After a hearty Sunday brunch it was out into the sunshine at the Butterfly Zone again, we had hoped to go a bit further but are financially embarrased at the mo due to an impromptu car service so we decided to stick local. This arvo we did a 15 minute count on the rough field and another 15 minute count in the Zone itself.

A dozen or so Swallows wizzed about over the tree tops with a hard to count exactly two or three Swifts. A Sparrowhawk zapped by and made the Swallows twitter like crazy. From deep within the scrub a Blackcap sang and a female was seen while at the other end of the scrub a Chiffchaff 'hweet'ed.

Our quarter of an hour in the rough field gave us a grand total of 36 butterflies of six species and we nearly got a decent pic of a Small Copper.

By contrast the Butterfly Zone gave us 46 of nine species, 10 if we count the out of time Large White...and no White Letter Hairstreaks today.

We chased round after this Comma that was laying its eggs on the nettles. We tried unsuccessfullyy to get a side on pic of her reaching round with her abdomen to place the egg on the leaf but she would only do this in dense cover so you'll have to make do with a full 'ID' laying shot on the edge of the scrub.

Two Common Blues were found in the field but this one was the only one we saw in the Butterfly Zone.

After their recent colonisation of the site Gatekeepers are now fairly numerous.

And in the Butterfly Zone we did, after some hectic chasing around, get a half decent pic of the Small Copper.
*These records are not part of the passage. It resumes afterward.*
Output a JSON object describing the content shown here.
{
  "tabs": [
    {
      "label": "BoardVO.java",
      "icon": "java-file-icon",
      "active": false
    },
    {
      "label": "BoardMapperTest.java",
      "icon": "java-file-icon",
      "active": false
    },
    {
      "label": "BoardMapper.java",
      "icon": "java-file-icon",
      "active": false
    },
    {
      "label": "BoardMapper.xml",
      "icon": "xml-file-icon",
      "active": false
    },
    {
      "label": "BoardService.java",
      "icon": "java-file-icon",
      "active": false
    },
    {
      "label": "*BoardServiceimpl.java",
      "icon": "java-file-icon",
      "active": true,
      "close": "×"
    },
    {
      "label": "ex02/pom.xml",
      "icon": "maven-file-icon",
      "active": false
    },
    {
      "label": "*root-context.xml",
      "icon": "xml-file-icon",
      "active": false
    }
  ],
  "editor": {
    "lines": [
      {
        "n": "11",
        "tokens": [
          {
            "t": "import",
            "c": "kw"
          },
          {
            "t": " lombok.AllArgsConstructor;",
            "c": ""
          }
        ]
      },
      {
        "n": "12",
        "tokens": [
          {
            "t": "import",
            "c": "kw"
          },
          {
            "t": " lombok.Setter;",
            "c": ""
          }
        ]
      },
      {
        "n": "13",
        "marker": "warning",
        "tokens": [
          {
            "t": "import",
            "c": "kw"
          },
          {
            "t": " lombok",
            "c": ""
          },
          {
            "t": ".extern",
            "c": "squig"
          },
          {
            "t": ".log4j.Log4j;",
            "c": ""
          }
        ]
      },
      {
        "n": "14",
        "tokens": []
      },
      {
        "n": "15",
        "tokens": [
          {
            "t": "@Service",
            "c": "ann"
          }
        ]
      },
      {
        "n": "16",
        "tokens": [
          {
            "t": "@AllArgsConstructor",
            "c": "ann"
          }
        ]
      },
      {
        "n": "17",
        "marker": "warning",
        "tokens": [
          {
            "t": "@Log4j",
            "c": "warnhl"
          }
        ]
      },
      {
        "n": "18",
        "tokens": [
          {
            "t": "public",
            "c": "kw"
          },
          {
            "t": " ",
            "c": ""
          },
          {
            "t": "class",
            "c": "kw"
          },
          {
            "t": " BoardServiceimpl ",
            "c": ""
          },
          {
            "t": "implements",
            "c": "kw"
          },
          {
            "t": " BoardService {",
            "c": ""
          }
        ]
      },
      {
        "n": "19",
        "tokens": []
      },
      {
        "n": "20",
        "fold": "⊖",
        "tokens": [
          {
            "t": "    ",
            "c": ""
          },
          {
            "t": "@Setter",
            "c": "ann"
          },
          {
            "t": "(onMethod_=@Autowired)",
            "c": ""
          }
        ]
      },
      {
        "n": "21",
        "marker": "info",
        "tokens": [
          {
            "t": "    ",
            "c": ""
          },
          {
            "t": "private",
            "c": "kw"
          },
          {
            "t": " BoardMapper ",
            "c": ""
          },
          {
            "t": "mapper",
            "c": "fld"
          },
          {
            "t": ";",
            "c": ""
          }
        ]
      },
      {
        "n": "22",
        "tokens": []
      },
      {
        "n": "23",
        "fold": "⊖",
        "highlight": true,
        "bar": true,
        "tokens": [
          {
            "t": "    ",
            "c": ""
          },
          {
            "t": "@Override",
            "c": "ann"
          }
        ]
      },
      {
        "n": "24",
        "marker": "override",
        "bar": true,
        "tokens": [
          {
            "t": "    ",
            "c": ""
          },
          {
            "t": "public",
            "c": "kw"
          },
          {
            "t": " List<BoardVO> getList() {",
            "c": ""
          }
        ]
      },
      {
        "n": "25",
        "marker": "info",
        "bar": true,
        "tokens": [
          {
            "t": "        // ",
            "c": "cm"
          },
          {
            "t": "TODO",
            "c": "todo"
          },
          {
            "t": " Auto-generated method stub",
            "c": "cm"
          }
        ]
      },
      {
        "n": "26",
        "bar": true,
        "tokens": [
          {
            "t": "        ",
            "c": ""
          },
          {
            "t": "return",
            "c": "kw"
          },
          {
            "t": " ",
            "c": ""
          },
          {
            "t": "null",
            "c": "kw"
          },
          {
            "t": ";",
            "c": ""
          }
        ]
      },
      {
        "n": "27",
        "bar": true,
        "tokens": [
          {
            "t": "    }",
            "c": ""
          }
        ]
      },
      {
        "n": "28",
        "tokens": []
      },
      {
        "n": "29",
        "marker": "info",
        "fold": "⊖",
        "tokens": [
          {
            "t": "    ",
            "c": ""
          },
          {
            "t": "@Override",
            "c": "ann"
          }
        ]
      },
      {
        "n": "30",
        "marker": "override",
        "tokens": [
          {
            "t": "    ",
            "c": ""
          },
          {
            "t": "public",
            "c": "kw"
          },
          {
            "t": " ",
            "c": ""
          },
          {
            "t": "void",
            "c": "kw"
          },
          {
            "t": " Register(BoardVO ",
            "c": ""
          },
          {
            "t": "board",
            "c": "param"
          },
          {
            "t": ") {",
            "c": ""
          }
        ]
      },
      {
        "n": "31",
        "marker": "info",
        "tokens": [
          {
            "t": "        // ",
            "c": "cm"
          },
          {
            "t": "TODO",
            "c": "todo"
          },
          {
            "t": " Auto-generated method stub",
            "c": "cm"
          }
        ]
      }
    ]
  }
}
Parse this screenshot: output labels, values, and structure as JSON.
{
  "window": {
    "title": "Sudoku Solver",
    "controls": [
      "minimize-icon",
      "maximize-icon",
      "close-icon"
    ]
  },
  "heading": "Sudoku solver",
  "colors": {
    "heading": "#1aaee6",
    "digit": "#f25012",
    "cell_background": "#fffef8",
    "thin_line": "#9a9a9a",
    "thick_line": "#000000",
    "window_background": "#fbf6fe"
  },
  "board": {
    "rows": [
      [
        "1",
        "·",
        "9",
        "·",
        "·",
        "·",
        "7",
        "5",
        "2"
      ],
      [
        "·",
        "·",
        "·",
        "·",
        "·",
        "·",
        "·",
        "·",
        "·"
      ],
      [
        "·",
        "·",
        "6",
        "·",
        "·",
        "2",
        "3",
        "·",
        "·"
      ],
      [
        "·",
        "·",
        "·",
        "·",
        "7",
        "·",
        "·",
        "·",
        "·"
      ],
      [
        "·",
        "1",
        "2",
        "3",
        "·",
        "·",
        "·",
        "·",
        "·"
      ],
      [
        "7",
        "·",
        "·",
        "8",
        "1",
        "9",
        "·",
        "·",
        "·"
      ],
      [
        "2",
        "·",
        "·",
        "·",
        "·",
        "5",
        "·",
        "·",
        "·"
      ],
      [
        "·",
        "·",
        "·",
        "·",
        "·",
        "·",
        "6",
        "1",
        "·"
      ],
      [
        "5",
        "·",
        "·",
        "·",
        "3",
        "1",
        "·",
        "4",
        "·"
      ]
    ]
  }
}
With the warm sunshine and being sheltered from the stiff breeze they were pretty lively today!

No Red Admiral today, instead we found a very fresh Small Tortoiseshell which very obligingly fed on the Creeping Thistles.

All the time we were there the grasshoppers sang without a break, a beautiful chorus of sunny summer afternoons. This is Field Grasshopper told by the sharp angles on the pronotum.

We spotted these two Brown Lipped Banded Snails - not exactly sure what they are upto - but on downloading the pic spotted a third little on under the lefthand one and a hoverfly on the right hand one...weird or what, some species of flies lay their eggs in snails but do any of the hovers?

We abandoned ship when the Cleggs appeared - got bitten just above the sock on BOTH legs...
But just before we left we took a couple of videos of the Butterfly Zone to give you a bit of an impression of what it's like, you'll notice that it's only quite small.

On the way back to Base Camp there were more Swallows and even a couple of House Martins flying about!

And no White Letter Hairstreaks at all today!

Where to next? Normal service will be resumed tomorrow.

In the meantime let us know if the biting things are still biting in your outback.

1 comment:

Warren Baker said...

I read a few blogs today Dave, and it seems their are quite a few Butteflies about today, making the most of the better weather!!